[Dataset rows for apps and sites]
++++++
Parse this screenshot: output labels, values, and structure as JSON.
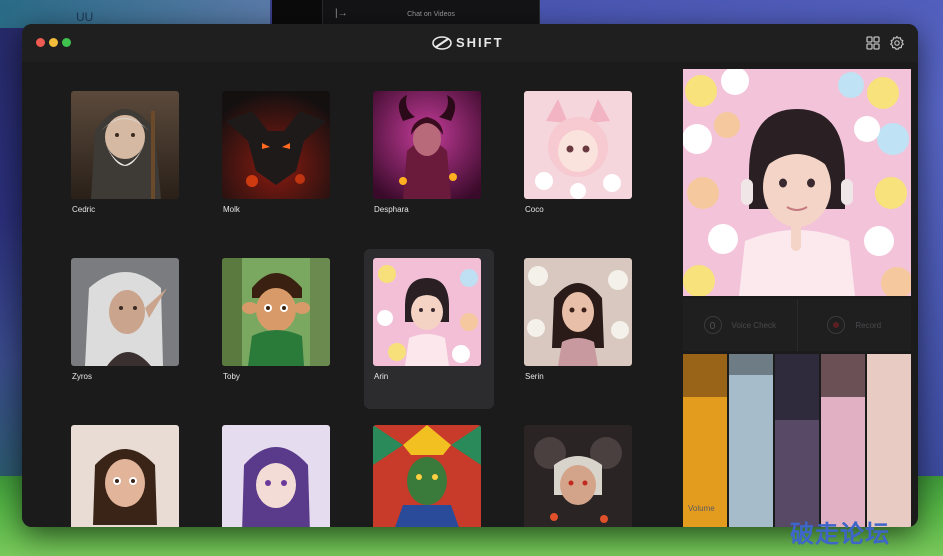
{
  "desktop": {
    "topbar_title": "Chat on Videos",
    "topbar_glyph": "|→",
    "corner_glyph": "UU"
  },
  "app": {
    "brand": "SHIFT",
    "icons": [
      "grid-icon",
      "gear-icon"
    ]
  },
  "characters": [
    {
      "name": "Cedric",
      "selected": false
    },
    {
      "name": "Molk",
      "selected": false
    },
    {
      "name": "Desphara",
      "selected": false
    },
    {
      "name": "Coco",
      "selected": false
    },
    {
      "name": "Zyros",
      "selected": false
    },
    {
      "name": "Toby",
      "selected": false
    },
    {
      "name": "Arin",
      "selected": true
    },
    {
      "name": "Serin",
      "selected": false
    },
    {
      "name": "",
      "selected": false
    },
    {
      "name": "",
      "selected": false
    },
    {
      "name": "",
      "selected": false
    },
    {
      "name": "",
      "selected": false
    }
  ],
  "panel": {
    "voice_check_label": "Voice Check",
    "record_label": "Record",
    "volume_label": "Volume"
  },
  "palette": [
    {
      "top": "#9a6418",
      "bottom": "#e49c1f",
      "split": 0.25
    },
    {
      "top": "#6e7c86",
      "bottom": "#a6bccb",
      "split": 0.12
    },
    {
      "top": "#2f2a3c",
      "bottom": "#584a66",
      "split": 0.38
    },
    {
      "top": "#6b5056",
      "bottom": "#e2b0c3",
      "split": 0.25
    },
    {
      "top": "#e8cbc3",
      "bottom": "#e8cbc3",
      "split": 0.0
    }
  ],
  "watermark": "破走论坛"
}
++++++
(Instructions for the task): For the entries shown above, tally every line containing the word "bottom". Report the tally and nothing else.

(Result): 5